— EXERCISE DIRECTIONS —
All lines holding the word "下に追加" in the listing below need to be copied.

— RECORDS TO USE —
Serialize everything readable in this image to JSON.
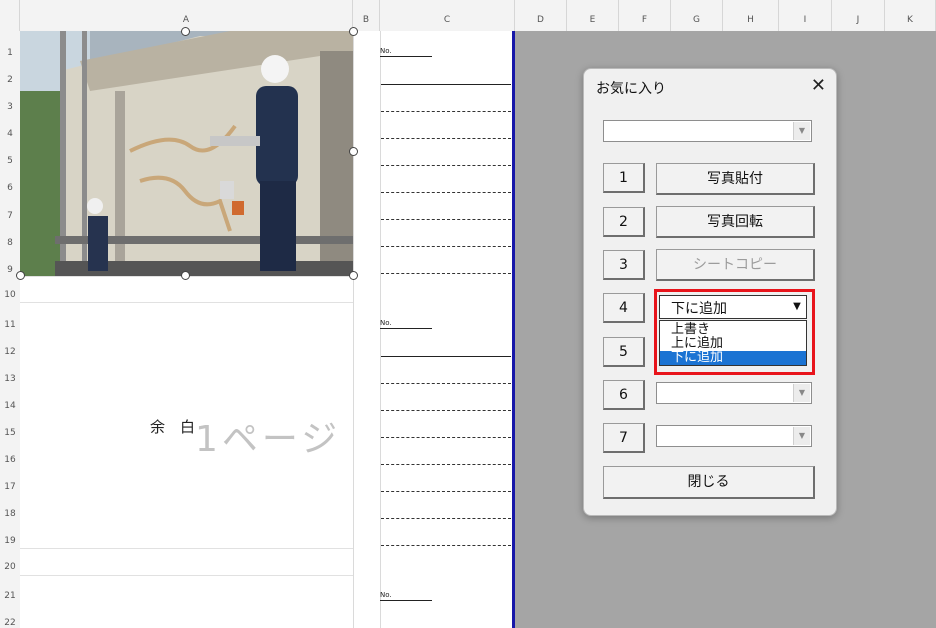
{
  "columns": [
    "A",
    "B",
    "C",
    "D",
    "E",
    "F",
    "G",
    "H",
    "I",
    "J",
    "K"
  ],
  "rows": [
    "1",
    "2",
    "3",
    "4",
    "5",
    "6",
    "7",
    "8",
    "9",
    "10",
    "11",
    "12",
    "13",
    "14",
    "15",
    "16",
    "17",
    "18",
    "19",
    "20",
    "21",
    "22"
  ],
  "sheet": {
    "no_label": "No.",
    "margin_text": "余　白",
    "page_watermark": "1ページ"
  },
  "dialog": {
    "title": "お気に入り",
    "close_icon": "close-icon",
    "top_combo_value": "",
    "buttons": [
      {
        "num": "1",
        "label": "写真貼付",
        "enabled": true
      },
      {
        "num": "2",
        "label": "写真回転",
        "enabled": true
      },
      {
        "num": "3",
        "label": "シートコピー",
        "enabled": false
      }
    ],
    "row4": {
      "num": "4",
      "value": "下に追加"
    },
    "row5": {
      "num": "5"
    },
    "row6": {
      "num": "6",
      "value": ""
    },
    "row7": {
      "num": "7",
      "value": ""
    },
    "close_button": "閉じる",
    "dropdown_options": [
      "上書き",
      "上に追加",
      "下に追加"
    ],
    "dropdown_selected": "下に追加"
  },
  "colors": {
    "page_break": "#1717a8",
    "highlight": "#e8141b",
    "selected": "#1b73d3"
  }
}
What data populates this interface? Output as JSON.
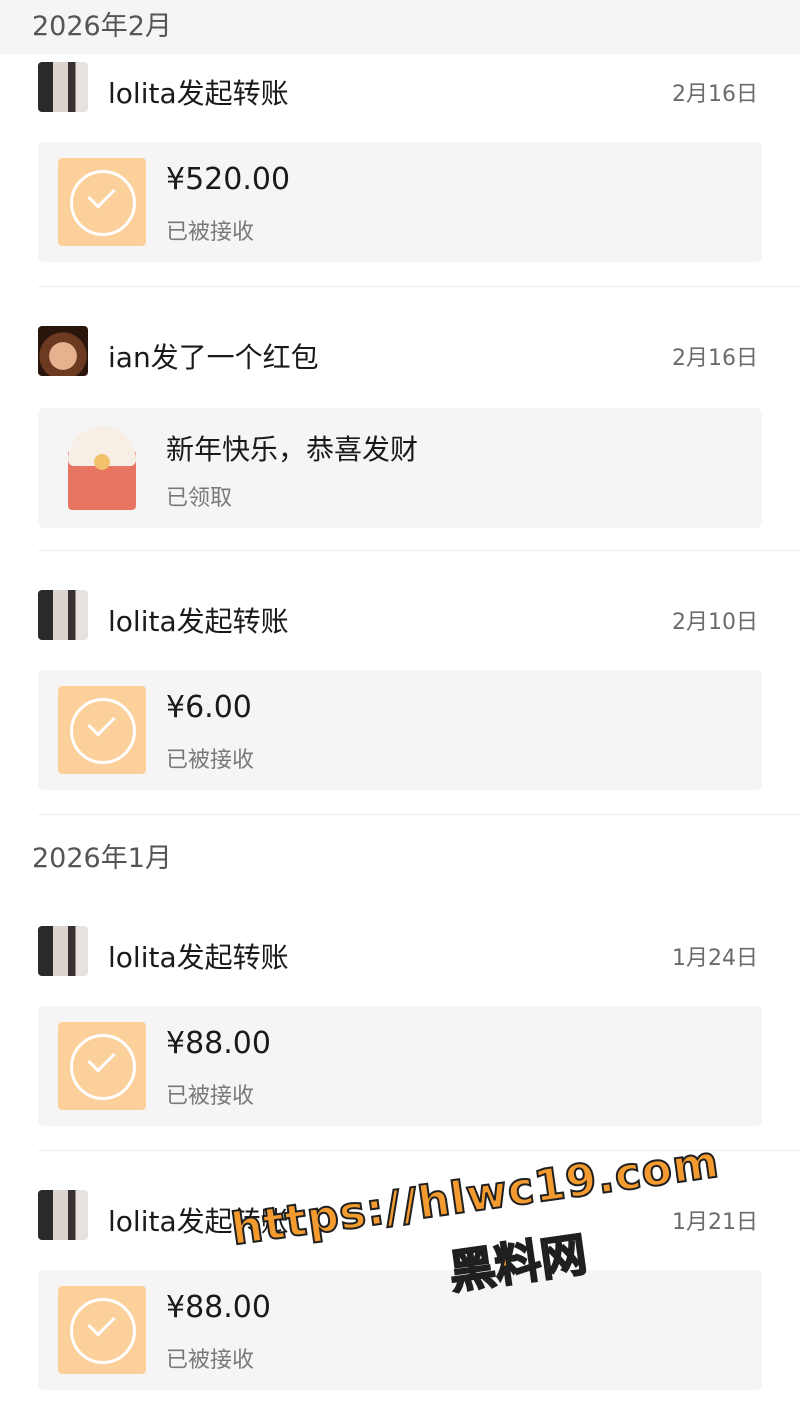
{
  "sections": [
    {
      "month": "2026年2月",
      "items": [
        {
          "sender": "lolita发起转账",
          "date": "2月16日",
          "amount": "¥520.00",
          "status": "已被接收"
        },
        {
          "sender": "ian发了一个红包",
          "date": "2月16日",
          "message": "新年快乐，恭喜发财",
          "status": "已领取"
        },
        {
          "sender": "lolita发起转账",
          "date": "2月10日",
          "amount": "¥6.00",
          "status": "已被接收"
        }
      ]
    },
    {
      "month": "2026年1月",
      "items": [
        {
          "sender": "lolita发起转账",
          "date": "1月24日",
          "amount": "¥88.00",
          "status": "已被接收"
        },
        {
          "sender": "lolita发起转账",
          "date": "1月21日",
          "amount": "¥88.00",
          "status": "已被接收"
        }
      ]
    }
  ],
  "watermark": {
    "url": "https://hlwc19.com",
    "text": "黑料网"
  },
  "icons": {
    "transfer": "check-circle-icon",
    "red_packet": "red-envelope-icon"
  },
  "colors": {
    "transfer_icon_bg": "#fcd09a",
    "red_packet": "#e87561",
    "watermark": "#f49b2f"
  }
}
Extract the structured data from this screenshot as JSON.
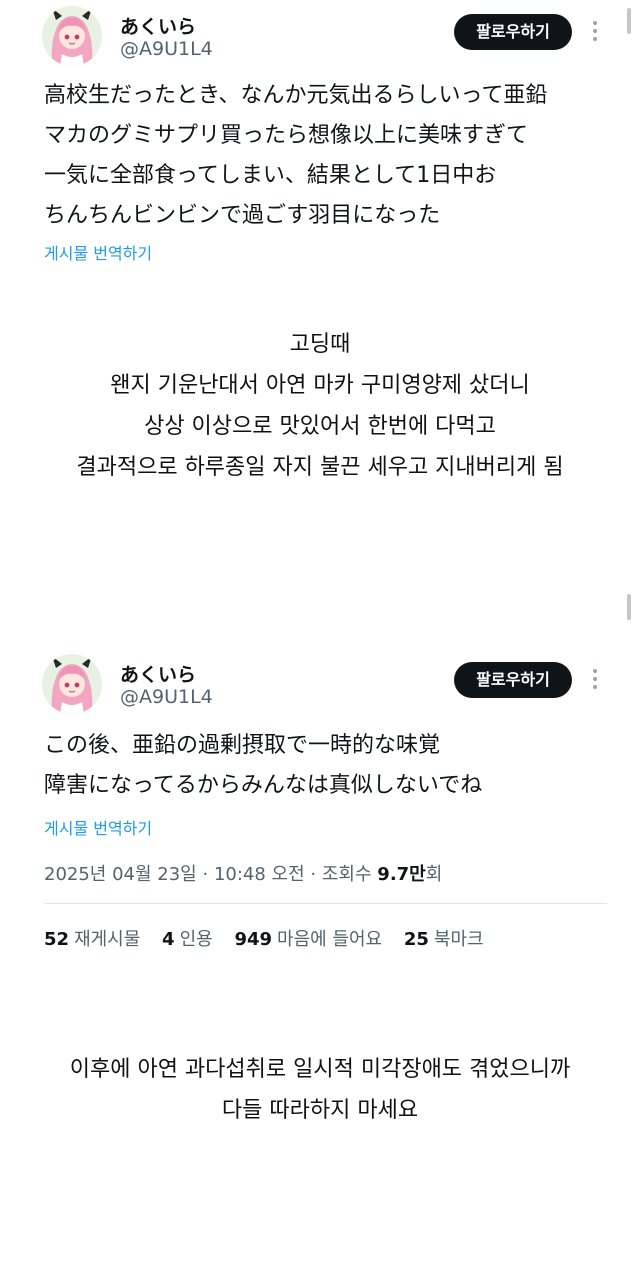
{
  "post1": {
    "display_name": "あくいら",
    "handle": "@A9U1L4",
    "follow_label": "팔로우하기",
    "lines": [
      "高校生だったとき、なんか元気出るらしいって亜鉛",
      "マカのグミサプリ買ったら想像以上に美味すぎて",
      "一気に全部食ってしまい、結果として1日中お",
      "ちんちんビンビンで過ごす羽目になった"
    ],
    "translate_label": "게시물 번역하기"
  },
  "caption1": {
    "lines": [
      "고딩때",
      "왠지 기운난대서 아연 마카 구미영양제 샀더니",
      "상상 이상으로 맛있어서 한번에 다먹고",
      "결과적으로 하루종일 자지 불끈 세우고 지내버리게 됨"
    ]
  },
  "post2": {
    "display_name": "あくいら",
    "handle": "@A9U1L4",
    "follow_label": "팔로우하기",
    "lines": [
      "この後、亜鉛の過剰摂取で一時的な味覚",
      "障害になってるからみんなは真似しないでね"
    ],
    "translate_label": "게시물 번역하기",
    "meta": {
      "date": "2025년 04월 23일",
      "separator": "·",
      "time": "10:48 오전",
      "views_label": "조회수",
      "views_value": "9.7만",
      "views_suffix": "회"
    },
    "stats": {
      "reposts_count": "52",
      "reposts_label": "재게시물",
      "quotes_count": "4",
      "quotes_label": "인용",
      "likes_count": "949",
      "likes_label": "마음에 들어요",
      "bookmarks_count": "25",
      "bookmarks_label": "북마크"
    }
  },
  "caption2": {
    "lines": [
      "이후에 아연 과다섭취로 일시적 미각장애도 겪었으니까",
      "다들 따라하지 마세요"
    ]
  },
  "icons": {
    "avatar": "anime-avatar-pink-hair",
    "more": "more-vertical-icon"
  },
  "colors": {
    "handle": "#536471",
    "link": "#1d9bf0",
    "button_bg": "#0f1419",
    "button_text": "#ffffff"
  }
}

— TASK SOLUTION —
      "value": "下に追加"
      "下に追加"
    "dropdown_selected": "下に追加"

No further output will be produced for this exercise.